MILL CREEK – Most of the City of Mill Creek has been developed out but there are at least 19-acres that have not. The City acquired this acreage, spread across four parcels of land adjacent to Mill Creek Sports Park – the Dobson, Remillard, Church, and Cook (or DRCC for short) sites – over the last 15 years and are currently in the process of figuring out what to do with it.
Although the properties were purchased 15 years ago, the City has only begun its planning last year and due to some setbacks like COVID and prioritizing the Mill Creek Fire Annex, are now moving forward with site planning after securing some state funds.
During the last legislative session, state representatives were able to secure about $200,000 for the City to use during its next steps in planning for the DRCC properties. The money was placed in the state’s capital budget as part of its mid-biennium budget adjustment. The City is planning to use these funds for additional community surveys, additional in-depth needs analysis, and working with a consultant to determine further what might be planned and developed for the DRCC site.
“I’m really excited about the DRCC and where we’re moving with the property,” Stephanie Vignal, Mayor Pro-Tem for the City of Mill Creek said.
The City is leaning towards utilizing the land for something all of Mill Creek’s community can use, such as ballfields or a recreation center, or for educational, entertainment, commerce, or municipal uses.
A survey was conducted last year, March 15 through March 31, to ask the public their thoughts and the findings were published just a few months ago.
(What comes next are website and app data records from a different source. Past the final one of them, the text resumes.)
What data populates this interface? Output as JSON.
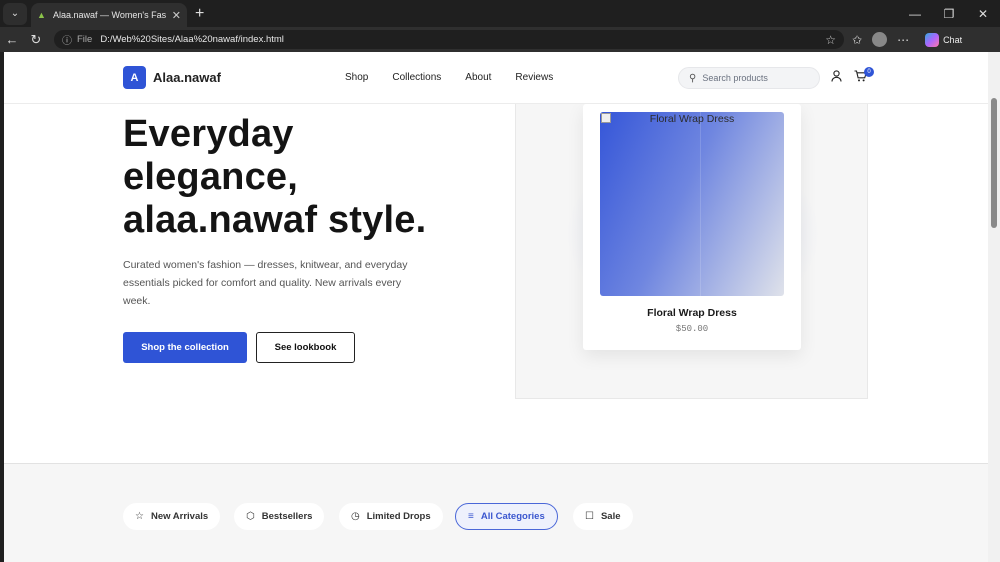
{
  "browser": {
    "tab_title": "Alaa.nawaf — Women's Fashion St",
    "url_scheme": "File",
    "url_path": "D:/Web%20Sites/Alaa%20nawaf/index.html",
    "chat_label": "Chat"
  },
  "header": {
    "brand_initial": "A",
    "brand_name": "Alaa.nawaf",
    "nav": [
      "Shop",
      "Collections",
      "About",
      "Reviews"
    ],
    "search_placeholder": "Search products",
    "cart_count": "0"
  },
  "hero": {
    "title_lines": [
      "Everyday",
      "elegance,",
      "alaa.nawaf style."
    ],
    "subtitle": "Curated women's fashion — dresses, knitwear, and everyday essentials picked for comfort and quality. New arrivals every week.",
    "primary_cta": "Shop the collection",
    "secondary_cta": "See lookbook"
  },
  "featured_product": {
    "image_alt": "Floral Wrap Dress",
    "name": "Floral Wrap Dress",
    "price": "$50.00"
  },
  "categories": [
    {
      "label": "New Arrivals",
      "icon": "star-icon",
      "active": false
    },
    {
      "label": "Bestsellers",
      "icon": "hexagon-icon",
      "active": false
    },
    {
      "label": "Limited Drops",
      "icon": "clock-icon",
      "active": false
    },
    {
      "label": "All Categories",
      "icon": "list-icon",
      "active": true
    },
    {
      "label": "Sale",
      "icon": "square-icon",
      "active": false
    }
  ],
  "colors": {
    "accent": "#2f54d6",
    "text": "#141414",
    "band_bg": "#f6f6f6"
  }
}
The brief survey that consisted of 11 both closed and open-ended questions received 1,210 participants of which approximately 60% were Mill Creek residents.
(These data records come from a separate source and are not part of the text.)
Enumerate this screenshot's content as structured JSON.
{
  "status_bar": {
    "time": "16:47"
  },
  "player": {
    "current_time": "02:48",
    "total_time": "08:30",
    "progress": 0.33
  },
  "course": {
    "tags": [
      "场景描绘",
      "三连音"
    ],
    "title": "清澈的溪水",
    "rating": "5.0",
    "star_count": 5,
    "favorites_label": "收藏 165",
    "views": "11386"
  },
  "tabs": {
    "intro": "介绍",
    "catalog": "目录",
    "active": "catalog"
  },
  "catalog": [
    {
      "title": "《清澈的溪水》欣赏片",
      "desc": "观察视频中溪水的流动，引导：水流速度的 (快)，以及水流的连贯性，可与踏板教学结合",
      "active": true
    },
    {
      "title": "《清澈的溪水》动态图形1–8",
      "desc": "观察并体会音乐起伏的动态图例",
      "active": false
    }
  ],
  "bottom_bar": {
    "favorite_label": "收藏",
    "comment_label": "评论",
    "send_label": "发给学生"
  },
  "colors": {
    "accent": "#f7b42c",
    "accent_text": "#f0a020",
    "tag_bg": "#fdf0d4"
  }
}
Many of the participants believed Mill Creek lacked performing arts, dog parks, swimming pools, senior centers, parks, library, sports parks, disc golf, and a community center as far as amenities go. When asked how satisfied survey participants were with aspects of living, working, or visiting Mill Creek (on a scale of 1 to 5) the average participant was least satisfied with the City’s arts and cultural arts amenities, and most were satisfied with the City’s safety and security.
“I’m not super artsy, but I also can’t think of anything in Mill Creek that has to do with arts unless it’s through school or a private business,” one survey participant wrote. “A small children’s theater or dedicated place for performances, speaks, etc. would be nice…like the Lynnwood Convention Center or the Rose Hill Community Center in Mukilteo.”
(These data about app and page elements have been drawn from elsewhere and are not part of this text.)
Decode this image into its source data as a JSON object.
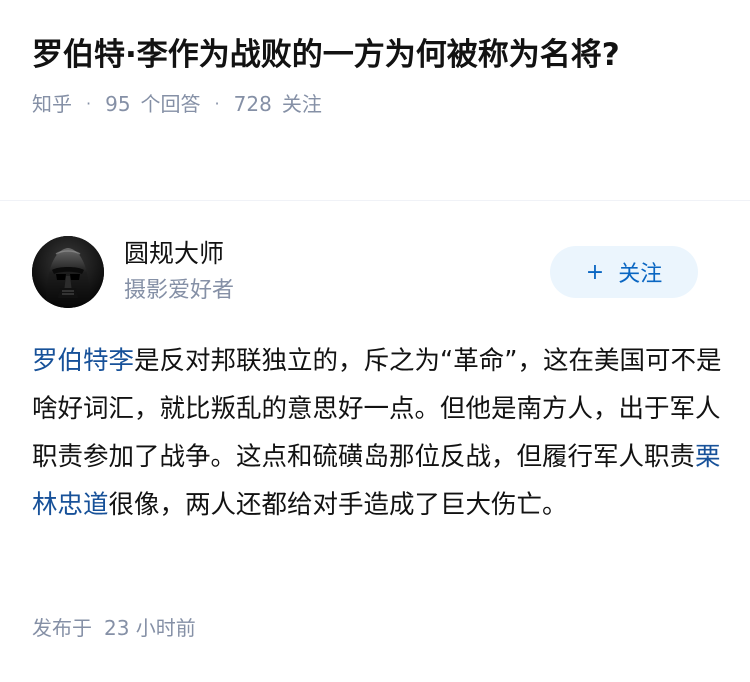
{
  "question": {
    "title": "罗伯特·李作为战败的一方为何被称为名将?",
    "source": "知乎",
    "answer_count": "95",
    "answer_label": "个回答",
    "follow_count": "728",
    "follow_label": "关注",
    "separator": "·"
  },
  "author": {
    "name": "圆规大师",
    "bio": "摄影爱好者",
    "follow_button_icon": "+",
    "follow_button_label": "关注",
    "avatar_icon": "darth-vader-avatar"
  },
  "answer": {
    "segments": [
      {
        "text": "罗伯特李",
        "link": true
      },
      {
        "text": "是反对邦联独立的，斥之为“革命”，这在美国可不是啥好词汇，就比叛乱的意思好一点。但他是南方人，出于军人职责参加了战争。这点和硫磺岛那位反战，但履行军人职责",
        "link": false
      },
      {
        "text": "栗林忠道",
        "link": true
      },
      {
        "text": "很像，两人还都给对手造成了巨大伤亡。",
        "link": false
      }
    ]
  },
  "footer": {
    "published_label": "发布于",
    "time": "23 小时前"
  },
  "colors": {
    "link": "#175199",
    "meta": "#8590a6",
    "follow_bg": "#ebf5fd",
    "follow_text": "#0a66c2"
  }
}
As far as what the public would like to see the DRCC used for: 64% preferred the land to be used for recreational purposes (like a park or playground), 43% preferred it to be used for cultural arts (such as performing arts) or other public use such as a community center or library, 13% preferred the City not develop the land at all, and just 4% preferred it to be used for municipal or lodging (such as hotel) purposes.
Another common theme participants wished to see was the land be able to be used by a variety of age groups and backgrounds.
“[I’d like to see] a place to recreate. A welcome area for sports, kids to play, farmers market, walking trails, music concerts for local artists and schools, a building with multi-use space to accommodate interested parties,” another survey participant wrote.
The City put out its Request for Qualifications (RFQ) from consultants to help it craft a Master Plan and the Statements of Qualifications (SOQ) from interested vendors are coming in now. Staff will evaluate each proposal and speak with potential vendors to select the vendor or team of vendors that can help us develop the master plan over the next 12 to 18 months.
“We anticipate that the Master Plan will provide general information about the capacity of the site and the site development requirements like wetland protection, stormwater infrastructure, and frontage improvements required for any development,” said Mike Todd, Public Works Director for the City of Mill Creek.
The planning effort will also look at possible funding approaches and a sequence of projects that will build out an adopted Master Plan over a period of years. Assuming staff receives responsive SOQs from vendors in August and can vet those vendors, Council will be asked to authorize the City to enter into a contract with the selected vendor as early as late September. The actual work on the plan, including public outreach and discussions with possible partners, would begin shortly after that.